A licensee seeking a declaratory judgment of noninfringement bears the burden of proof in the limited circumstance where the license prevents the patentee from asserting a counterclaim for infringement.
The patentee entered an agreement with the accused infringer which allowed the accused infringer to have a license while seeking a declaratory judgment of noninfringement. Because the accused infringer had a license, the patentee could not assert a counterclaim for infringement. At trial, the district court held that the patentee had the burden to prove infringement, that it failed to meet that burden, and that the accused infringer was entitled to its judgment. The patentee appealed, and the Federal Circuit vacated and remanded.

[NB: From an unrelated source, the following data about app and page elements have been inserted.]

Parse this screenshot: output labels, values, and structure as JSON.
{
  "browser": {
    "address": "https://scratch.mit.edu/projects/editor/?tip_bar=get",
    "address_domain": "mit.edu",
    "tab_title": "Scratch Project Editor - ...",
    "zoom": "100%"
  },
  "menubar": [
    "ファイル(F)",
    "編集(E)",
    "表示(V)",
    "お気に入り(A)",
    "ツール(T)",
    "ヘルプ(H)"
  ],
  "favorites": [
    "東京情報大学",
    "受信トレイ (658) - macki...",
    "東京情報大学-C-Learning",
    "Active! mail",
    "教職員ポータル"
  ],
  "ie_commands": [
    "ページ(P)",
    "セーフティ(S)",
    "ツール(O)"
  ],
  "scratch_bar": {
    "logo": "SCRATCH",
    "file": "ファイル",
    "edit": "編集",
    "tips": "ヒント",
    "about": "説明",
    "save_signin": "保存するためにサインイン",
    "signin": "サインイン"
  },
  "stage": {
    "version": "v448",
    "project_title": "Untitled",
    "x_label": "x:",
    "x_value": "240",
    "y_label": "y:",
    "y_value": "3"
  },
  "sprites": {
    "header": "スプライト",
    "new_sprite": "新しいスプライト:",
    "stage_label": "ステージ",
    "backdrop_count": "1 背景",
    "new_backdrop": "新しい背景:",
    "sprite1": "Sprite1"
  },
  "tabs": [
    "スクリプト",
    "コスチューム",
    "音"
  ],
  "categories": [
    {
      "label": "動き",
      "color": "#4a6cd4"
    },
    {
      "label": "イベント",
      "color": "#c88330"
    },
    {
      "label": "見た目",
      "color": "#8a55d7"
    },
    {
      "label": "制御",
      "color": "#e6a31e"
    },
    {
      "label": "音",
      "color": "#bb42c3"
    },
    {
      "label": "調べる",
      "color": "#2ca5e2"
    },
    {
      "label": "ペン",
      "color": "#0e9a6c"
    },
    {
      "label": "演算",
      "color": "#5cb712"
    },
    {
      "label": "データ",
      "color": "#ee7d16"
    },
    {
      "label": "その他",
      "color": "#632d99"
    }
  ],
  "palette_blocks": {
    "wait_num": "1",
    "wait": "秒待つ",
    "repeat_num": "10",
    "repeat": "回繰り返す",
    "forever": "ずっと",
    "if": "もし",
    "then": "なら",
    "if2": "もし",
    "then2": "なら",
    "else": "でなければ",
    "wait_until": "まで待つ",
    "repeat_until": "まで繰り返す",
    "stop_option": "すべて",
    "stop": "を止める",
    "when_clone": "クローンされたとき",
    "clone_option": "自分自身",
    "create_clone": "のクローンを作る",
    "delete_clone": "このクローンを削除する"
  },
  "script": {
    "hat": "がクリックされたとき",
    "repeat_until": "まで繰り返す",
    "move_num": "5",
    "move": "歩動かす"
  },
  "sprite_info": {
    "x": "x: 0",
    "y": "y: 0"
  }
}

The court reiterated that in the usual case a patentee who files a complaint or counterclaim alleging patent infringement bears the burden of proving that infringement. In this case, however, only the accused infringer could seek relief. The patentee could not assert a counterclaim for infringement due to the continued license agreement. Following MedImmune, Inc. v. Genetech, Inc. 549 U.S. 118 (2007), the court found that because the license shielded the accused infringer from liability for infringement, the patentee should not be dragged into litigation and forced to prove what it already resolved by license. Therefore, the court held that where the accused infringer has a license and seeks a declaratory judgment of noninfringement, and the license prevents the patentee from asserting a counterclaim for infringement, the accused will have the burden of proof on noninfringement.
A copy of the opinion can be found here.